DATA LISTING below:
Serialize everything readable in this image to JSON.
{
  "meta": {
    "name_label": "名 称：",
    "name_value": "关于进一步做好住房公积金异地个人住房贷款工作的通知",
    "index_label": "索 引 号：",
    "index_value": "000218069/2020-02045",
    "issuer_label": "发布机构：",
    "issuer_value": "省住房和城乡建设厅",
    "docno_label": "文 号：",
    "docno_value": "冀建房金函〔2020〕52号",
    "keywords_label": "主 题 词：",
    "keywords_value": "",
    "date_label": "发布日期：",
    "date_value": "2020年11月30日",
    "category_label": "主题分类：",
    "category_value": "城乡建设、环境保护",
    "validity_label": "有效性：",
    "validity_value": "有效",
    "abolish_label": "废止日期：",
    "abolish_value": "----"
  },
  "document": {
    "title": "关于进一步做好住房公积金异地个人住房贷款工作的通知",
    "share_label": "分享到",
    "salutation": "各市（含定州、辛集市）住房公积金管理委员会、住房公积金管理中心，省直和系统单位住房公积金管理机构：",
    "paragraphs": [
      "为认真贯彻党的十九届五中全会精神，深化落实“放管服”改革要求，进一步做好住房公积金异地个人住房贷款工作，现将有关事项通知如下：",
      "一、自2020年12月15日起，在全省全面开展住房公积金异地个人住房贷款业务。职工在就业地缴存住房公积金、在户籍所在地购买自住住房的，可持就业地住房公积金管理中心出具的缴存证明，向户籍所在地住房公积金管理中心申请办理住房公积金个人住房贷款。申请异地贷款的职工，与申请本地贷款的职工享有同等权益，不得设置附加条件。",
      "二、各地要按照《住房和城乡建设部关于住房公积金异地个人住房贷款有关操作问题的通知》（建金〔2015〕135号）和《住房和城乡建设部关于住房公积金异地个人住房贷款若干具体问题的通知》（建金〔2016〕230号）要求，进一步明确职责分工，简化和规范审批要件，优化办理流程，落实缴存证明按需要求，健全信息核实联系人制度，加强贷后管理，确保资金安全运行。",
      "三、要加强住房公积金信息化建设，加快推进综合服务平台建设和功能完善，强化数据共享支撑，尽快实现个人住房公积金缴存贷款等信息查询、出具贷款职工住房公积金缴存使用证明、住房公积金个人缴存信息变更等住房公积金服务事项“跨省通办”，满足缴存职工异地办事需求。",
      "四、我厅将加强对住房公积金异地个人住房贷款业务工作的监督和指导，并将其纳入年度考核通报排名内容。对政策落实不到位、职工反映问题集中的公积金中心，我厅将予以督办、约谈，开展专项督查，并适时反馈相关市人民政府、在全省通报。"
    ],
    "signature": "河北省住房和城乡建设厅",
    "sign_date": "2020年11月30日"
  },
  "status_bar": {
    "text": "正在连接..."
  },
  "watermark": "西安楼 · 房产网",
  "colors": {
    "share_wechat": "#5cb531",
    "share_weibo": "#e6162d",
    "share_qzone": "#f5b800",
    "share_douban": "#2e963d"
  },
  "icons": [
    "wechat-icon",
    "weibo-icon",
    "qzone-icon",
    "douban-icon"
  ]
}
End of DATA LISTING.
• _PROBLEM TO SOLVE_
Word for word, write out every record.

• _COMPLETED EXERCISE_
Serialize everything readable in this image to JSON.
{
  "meta": {
    "name_label": "名 称：",
    "name_value": "关于进一步做好住房公积金异地个人住房贷款工作的通知",
    "index_label": "索 引 号：",
    "index_value": "000218069/2020-02045",
    "issuer_label": "发布机构：",
    "issuer_value": "省住房和城乡建设厅",
    "docno_label": "文 号：",
    "docno_value": "冀建房金函〔2020〕52号",
    "keywords_label": "主 题 词：",
    "keywords_value": "",
    "date_label": "发布日期：",
    "date_value": "2020年11月30日",
    "category_label": "主题分类：",
    "category_value": "城乡建设、环境保护",
    "validity_label": "有效性：",
    "validity_value": "有效",
    "abolish_label": "废止日期：",
    "abolish_value": "----"
  },
  "document": {
    "title": "关于进一步做好住房公积金异地个人住房贷款工作的通知",
    "share_label": "分享到",
    "salutation": "各市（含定州、辛集市）住房公积金管理委员会、住房公积金管理中心，省直和系统单位住房公积金管理机构：",
    "paragraphs": [
      "为认真贯彻党的十九届五中全会精神，深化落实“放管服”改革要求，进一步做好住房公积金异地个人住房贷款工作，现将有关事项通知如下：",
      "一、自2020年12月15日起，在全省全面开展住房公积金异地个人住房贷款业务。职工在就业地缴存住房公积金、在户籍所在地购买自住住房的，可持就业地住房公积金管理中心出具的缴存证明，向户籍所在地住房公积金管理中心申请办理住房公积金个人住房贷款。申请异地贷款的职工，与申请本地贷款的职工享有同等权益，不得设置附加条件。",
      "二、各地要按照《住房和城乡建设部关于住房公积金异地个人住房贷款有关操作问题的通知》（建金〔2015〕135号）和《住房和城乡建设部关于住房公积金异地个人住房贷款若干具体问题的通知》（建金〔2016〕230号）要求，进一步明确职责分工，简化和规范审批要件，优化办理流程，落实缴存证明按需要求，健全信息核实联系人制度，加强贷后管理，确保资金安全运行。",
      "三、要加强住房公积金信息化建设，加快推进综合服务平台建设和功能完善，强化数据共享支撑，尽快实现个人住房公积金缴存贷款等信息查询、出具贷款职工住房公积金缴存使用证明、住房公积金个人缴存信息变更等住房公积金服务事项“跨省通办”，满足缴存职工异地办事需求。",
      "四、我厅将加强对住房公积金异地个人住房贷款业务工作的监督和指导，并将其纳入年度考核通报排名内容。对政策落实不到位、职工反映问题集中的公积金中心，我厅将予以督办、约谈，开展专项督查，并适时反馈相关市人民政府、在全省通报。"
    ],
    "signature": "河北省住房和城乡建设厅",
    "sign_date": "2020年11月30日"
  },
  "status_bar": {
    "text": "正在连接..."
  },
  "watermark": "西安楼 · 房产网",
  "colors": {
    "share_wechat": "#5cb531",
    "share_weibo": "#e6162d",
    "share_qzone": "#f5b800",
    "share_douban": "#2e963d"
  },
  "icons": [
    "wechat-icon",
    "weibo-icon",
    "qzone-icon",
    "douban-icon"
  ]
}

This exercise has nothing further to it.